> _PROBLEM STATEMENT_
Would you print all of the entries word for word?
————————
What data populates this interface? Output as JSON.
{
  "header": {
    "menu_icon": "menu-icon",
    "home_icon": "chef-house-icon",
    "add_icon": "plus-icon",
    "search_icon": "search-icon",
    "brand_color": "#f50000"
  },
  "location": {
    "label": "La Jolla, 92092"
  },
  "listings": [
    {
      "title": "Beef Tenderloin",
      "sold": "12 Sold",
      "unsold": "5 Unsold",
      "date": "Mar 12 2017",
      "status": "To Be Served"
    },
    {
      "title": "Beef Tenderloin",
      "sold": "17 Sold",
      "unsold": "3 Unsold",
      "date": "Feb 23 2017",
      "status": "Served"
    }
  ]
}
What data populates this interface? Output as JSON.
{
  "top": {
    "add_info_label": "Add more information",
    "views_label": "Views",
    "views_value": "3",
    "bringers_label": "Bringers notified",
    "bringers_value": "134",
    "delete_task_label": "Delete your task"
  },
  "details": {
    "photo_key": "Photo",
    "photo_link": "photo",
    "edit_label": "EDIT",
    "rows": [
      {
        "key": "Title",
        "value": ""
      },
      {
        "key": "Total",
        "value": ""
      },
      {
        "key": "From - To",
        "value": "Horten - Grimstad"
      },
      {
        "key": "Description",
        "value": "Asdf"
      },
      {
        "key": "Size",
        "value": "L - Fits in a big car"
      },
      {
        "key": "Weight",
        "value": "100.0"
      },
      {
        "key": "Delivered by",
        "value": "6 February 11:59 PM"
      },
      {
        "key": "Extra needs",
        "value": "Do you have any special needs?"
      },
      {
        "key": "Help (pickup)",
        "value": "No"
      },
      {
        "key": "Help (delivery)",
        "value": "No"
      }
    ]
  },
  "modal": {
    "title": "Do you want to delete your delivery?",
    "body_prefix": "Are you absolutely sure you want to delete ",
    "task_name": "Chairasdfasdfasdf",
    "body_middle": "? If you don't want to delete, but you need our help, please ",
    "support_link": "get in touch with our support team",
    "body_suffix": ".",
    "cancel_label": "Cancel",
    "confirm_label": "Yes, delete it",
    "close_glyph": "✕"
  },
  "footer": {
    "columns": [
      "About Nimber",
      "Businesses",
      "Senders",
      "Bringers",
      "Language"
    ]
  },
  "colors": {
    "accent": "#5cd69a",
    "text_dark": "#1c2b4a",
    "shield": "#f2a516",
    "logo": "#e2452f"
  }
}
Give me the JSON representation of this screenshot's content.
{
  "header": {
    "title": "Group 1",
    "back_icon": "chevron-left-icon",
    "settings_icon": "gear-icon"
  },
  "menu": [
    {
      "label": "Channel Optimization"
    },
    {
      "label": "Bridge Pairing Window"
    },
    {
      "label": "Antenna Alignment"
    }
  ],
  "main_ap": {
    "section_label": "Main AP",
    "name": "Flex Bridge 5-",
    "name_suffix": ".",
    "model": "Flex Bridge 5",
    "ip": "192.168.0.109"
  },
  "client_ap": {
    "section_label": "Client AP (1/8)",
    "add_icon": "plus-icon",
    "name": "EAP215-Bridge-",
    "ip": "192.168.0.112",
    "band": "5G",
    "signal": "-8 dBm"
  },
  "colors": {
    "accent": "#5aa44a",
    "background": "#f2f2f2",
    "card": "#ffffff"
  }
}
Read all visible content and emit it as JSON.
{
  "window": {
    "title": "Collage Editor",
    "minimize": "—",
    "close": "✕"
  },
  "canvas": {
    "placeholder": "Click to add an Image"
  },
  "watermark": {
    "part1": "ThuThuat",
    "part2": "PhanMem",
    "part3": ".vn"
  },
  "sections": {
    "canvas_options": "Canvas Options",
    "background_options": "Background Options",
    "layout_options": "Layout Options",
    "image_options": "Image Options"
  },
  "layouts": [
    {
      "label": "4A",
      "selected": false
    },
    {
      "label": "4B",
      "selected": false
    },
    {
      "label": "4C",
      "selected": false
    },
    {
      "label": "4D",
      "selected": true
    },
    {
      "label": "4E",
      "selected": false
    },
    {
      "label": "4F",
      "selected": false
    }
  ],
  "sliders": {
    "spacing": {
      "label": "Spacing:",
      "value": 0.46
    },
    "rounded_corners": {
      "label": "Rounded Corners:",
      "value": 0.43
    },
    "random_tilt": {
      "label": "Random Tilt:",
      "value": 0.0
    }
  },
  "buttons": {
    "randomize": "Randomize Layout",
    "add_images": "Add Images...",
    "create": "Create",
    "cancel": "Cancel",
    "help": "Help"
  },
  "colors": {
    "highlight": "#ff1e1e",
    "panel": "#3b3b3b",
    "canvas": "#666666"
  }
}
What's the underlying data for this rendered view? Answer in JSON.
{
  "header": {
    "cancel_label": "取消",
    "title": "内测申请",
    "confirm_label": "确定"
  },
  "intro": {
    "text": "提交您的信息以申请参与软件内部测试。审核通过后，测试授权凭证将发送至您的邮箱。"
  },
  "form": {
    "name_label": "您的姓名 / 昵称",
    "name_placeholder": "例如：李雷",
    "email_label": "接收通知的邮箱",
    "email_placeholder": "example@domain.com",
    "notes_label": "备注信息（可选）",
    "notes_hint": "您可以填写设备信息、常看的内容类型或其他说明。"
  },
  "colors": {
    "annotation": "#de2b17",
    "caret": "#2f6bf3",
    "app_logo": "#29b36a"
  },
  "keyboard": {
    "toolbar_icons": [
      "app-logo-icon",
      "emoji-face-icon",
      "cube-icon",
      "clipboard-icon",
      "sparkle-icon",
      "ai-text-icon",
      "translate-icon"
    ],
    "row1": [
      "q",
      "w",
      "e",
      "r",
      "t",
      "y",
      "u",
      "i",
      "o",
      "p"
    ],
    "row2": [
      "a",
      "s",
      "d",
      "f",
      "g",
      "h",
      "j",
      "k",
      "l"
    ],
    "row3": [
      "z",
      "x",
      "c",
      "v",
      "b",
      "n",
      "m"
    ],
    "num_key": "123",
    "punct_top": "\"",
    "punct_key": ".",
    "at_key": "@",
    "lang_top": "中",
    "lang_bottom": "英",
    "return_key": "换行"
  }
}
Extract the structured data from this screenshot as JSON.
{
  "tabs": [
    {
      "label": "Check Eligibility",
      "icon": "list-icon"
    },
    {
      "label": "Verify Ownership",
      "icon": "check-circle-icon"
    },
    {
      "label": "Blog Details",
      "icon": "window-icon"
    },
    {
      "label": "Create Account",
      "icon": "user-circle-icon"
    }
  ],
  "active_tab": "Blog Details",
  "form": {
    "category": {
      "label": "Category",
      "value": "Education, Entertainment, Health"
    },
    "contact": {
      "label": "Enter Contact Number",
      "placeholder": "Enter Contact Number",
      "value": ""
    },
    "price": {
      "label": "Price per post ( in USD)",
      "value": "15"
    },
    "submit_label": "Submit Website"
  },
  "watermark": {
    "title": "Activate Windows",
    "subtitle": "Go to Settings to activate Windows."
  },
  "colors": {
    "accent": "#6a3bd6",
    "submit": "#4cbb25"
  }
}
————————
> _OUTPUT OF THE TASK_
What data populates this interface? Output as JSON.
{
  "header": {
    "menu_icon": "menu-icon",
    "home_icon": "chef-house-icon",
    "add_icon": "plus-icon",
    "search_icon": "search-icon",
    "brand_color": "#f50000"
  },
  "location": {
    "label": "La Jolla, 92092"
  },
  "listings": [
    {
      "title": "Beef Tenderloin",
      "sold": "12 Sold",
      "unsold": "5 Unsold",
      "date": "Mar 12 2017",
      "status": "To Be Served"
    },
    {
      "title": "Beef Tenderloin",
      "sold": "17 Sold",
      "unsold": "3 Unsold",
      "date": "Feb 23 2017",
      "status": "Served"
    }
  ]
}
What data populates this interface? Output as JSON.
{
  "top": {
    "add_info_label": "Add more information",
    "views_label": "Views",
    "views_value": "3",
    "bringers_label": "Bringers notified",
    "bringers_value": "134",
    "delete_task_label": "Delete your task"
  },
  "details": {
    "photo_key": "Photo",
    "photo_link": "photo",
    "edit_label": "EDIT",
    "rows": [
      {
        "key": "Title",
        "value": ""
      },
      {
        "key": "Total",
        "value": ""
      },
      {
        "key": "From - To",
        "value": "Horten - Grimstad"
      },
      {
        "key": "Description",
        "value": "Asdf"
      },
      {
        "key": "Size",
        "value": "L - Fits in a big car"
      },
      {
        "key": "Weight",
        "value": "100.0"
      },
      {
        "key": "Delivered by",
        "value": "6 February 11:59 PM"
      },
      {
        "key": "Extra needs",
        "value": "Do you have any special needs?"
      },
      {
        "key": "Help (pickup)",
        "value": "No"
      },
      {
        "key": "Help (delivery)",
        "value": "No"
      }
    ]
  },
  "modal": {
    "title": "Do you want to delete your delivery?",
    "body_prefix": "Are you absolutely sure you want to delete ",
    "task_name": "Chairasdfasdfasdf",
    "body_middle": "? If you don't want to delete, but you need our help, please ",
    "support_link": "get in touch with our support team",
    "body_suffix": ".",
    "cancel_label": "Cancel",
    "confirm_label": "Yes, delete it",
    "close_glyph": "✕"
  },
  "footer": {
    "columns": [
      "About Nimber",
      "Businesses",
      "Senders",
      "Bringers",
      "Language"
    ]
  },
  "colors": {
    "accent": "#5cd69a",
    "text_dark": "#1c2b4a",
    "shield": "#f2a516",
    "logo": "#e2452f"
  }
}
Give me the JSON representation of this screenshot's content.
{
  "header": {
    "title": "Group 1",
    "back_icon": "chevron-left-icon",
    "settings_icon": "gear-icon"
  },
  "menu": [
    {
      "label": "Channel Optimization"
    },
    {
      "label": "Bridge Pairing Window"
    },
    {
      "label": "Antenna Alignment"
    }
  ],
  "main_ap": {
    "section_label": "Main AP",
    "name": "Flex Bridge 5-",
    "name_suffix": ".",
    "model": "Flex Bridge 5",
    "ip": "192.168.0.109"
  },
  "client_ap": {
    "section_label": "Client AP (1/8)",
    "add_icon": "plus-icon",
    "name": "EAP215-Bridge-",
    "ip": "192.168.0.112",
    "band": "5G",
    "signal": "-8 dBm"
  },
  "colors": {
    "accent": "#5aa44a",
    "background": "#f2f2f2",
    "card": "#ffffff"
  }
}
Read all visible content and emit it as JSON.
{
  "window": {
    "title": "Collage Editor",
    "minimize": "—",
    "close": "✕"
  },
  "canvas": {
    "placeholder": "Click to add an Image"
  },
  "watermark": {
    "part1": "ThuThuat",
    "part2": "PhanMem",
    "part3": ".vn"
  },
  "sections": {
    "canvas_options": "Canvas Options",
    "background_options": "Background Options",
    "layout_options": "Layout Options",
    "image_options": "Image Options"
  },
  "layouts": [
    {
      "label": "4A",
      "selected": false
    },
    {
      "label": "4B",
      "selected": false
    },
    {
      "label": "4C",
      "selected": false
    },
    {
      "label": "4D",
      "selected": true
    },
    {
      "label": "4E",
      "selected": false
    },
    {
      "label": "4F",
      "selected": false
    }
  ],
  "sliders": {
    "spacing": {
      "label": "Spacing:",
      "value": 0.46
    },
    "rounded_corners": {
      "label": "Rounded Corners:",
      "value": 0.43
    },
    "random_tilt": {
      "label": "Random Tilt:",
      "value": 0.0
    }
  },
  "buttons": {
    "randomize": "Randomize Layout",
    "add_images": "Add Images...",
    "create": "Create",
    "cancel": "Cancel",
    "help": "Help"
  },
  "colors": {
    "highlight": "#ff1e1e",
    "panel": "#3b3b3b",
    "canvas": "#666666"
  }
}
What's the underlying data for this rendered view? Answer in JSON.
{
  "header": {
    "cancel_label": "取消",
    "title": "内测申请",
    "confirm_label": "确定"
  },
  "intro": {
    "text": "提交您的信息以申请参与软件内部测试。审核通过后，测试授权凭证将发送至您的邮箱。"
  },
  "form": {
    "name_label": "您的姓名 / 昵称",
    "name_placeholder": "例如：李雷",
    "email_label": "接收通知的邮箱",
    "email_placeholder": "example@domain.com",
    "notes_label": "备注信息（可选）",
    "notes_hint": "您可以填写设备信息、常看的内容类型或其他说明。"
  },
  "colors": {
    "annotation": "#de2b17",
    "caret": "#2f6bf3",
    "app_logo": "#29b36a"
  },
  "keyboard": {
    "toolbar_icons": [
      "app-logo-icon",
      "emoji-face-icon",
      "cube-icon",
      "clipboard-icon",
      "sparkle-icon",
      "ai-text-icon",
      "translate-icon"
    ],
    "row1": [
      "q",
      "w",
      "e",
      "r",
      "t",
      "y",
      "u",
      "i",
      "o",
      "p"
    ],
    "row2": [
      "a",
      "s",
      "d",
      "f",
      "g",
      "h",
      "j",
      "k",
      "l"
    ],
    "row3": [
      "z",
      "x",
      "c",
      "v",
      "b",
      "n",
      "m"
    ],
    "num_key": "123",
    "punct_top": "\"",
    "punct_key": ".",
    "at_key": "@",
    "lang_top": "中",
    "lang_bottom": "英",
    "return_key": "换行"
  }
}
Extract the structured data from this screenshot as JSON.
{
  "tabs": [
    {
      "label": "Check Eligibility",
      "icon": "list-icon"
    },
    {
      "label": "Verify Ownership",
      "icon": "check-circle-icon"
    },
    {
      "label": "Blog Details",
      "icon": "window-icon"
    },
    {
      "label": "Create Account",
      "icon": "user-circle-icon"
    }
  ],
  "active_tab": "Blog Details",
  "form": {
    "category": {
      "label": "Category",
      "value": "Education, Entertainment, Health"
    },
    "contact": {
      "label": "Enter Contact Number",
      "placeholder": "Enter Contact Number",
      "value": ""
    },
    "price": {
      "label": "Price per post ( in USD)",
      "value": "15"
    },
    "submit_label": "Submit Website"
  },
  "watermark": {
    "title": "Activate Windows",
    "subtitle": "Go to Settings to activate Windows."
  },
  "colors": {
    "accent": "#6a3bd6",
    "submit": "#4cbb25"
  }
}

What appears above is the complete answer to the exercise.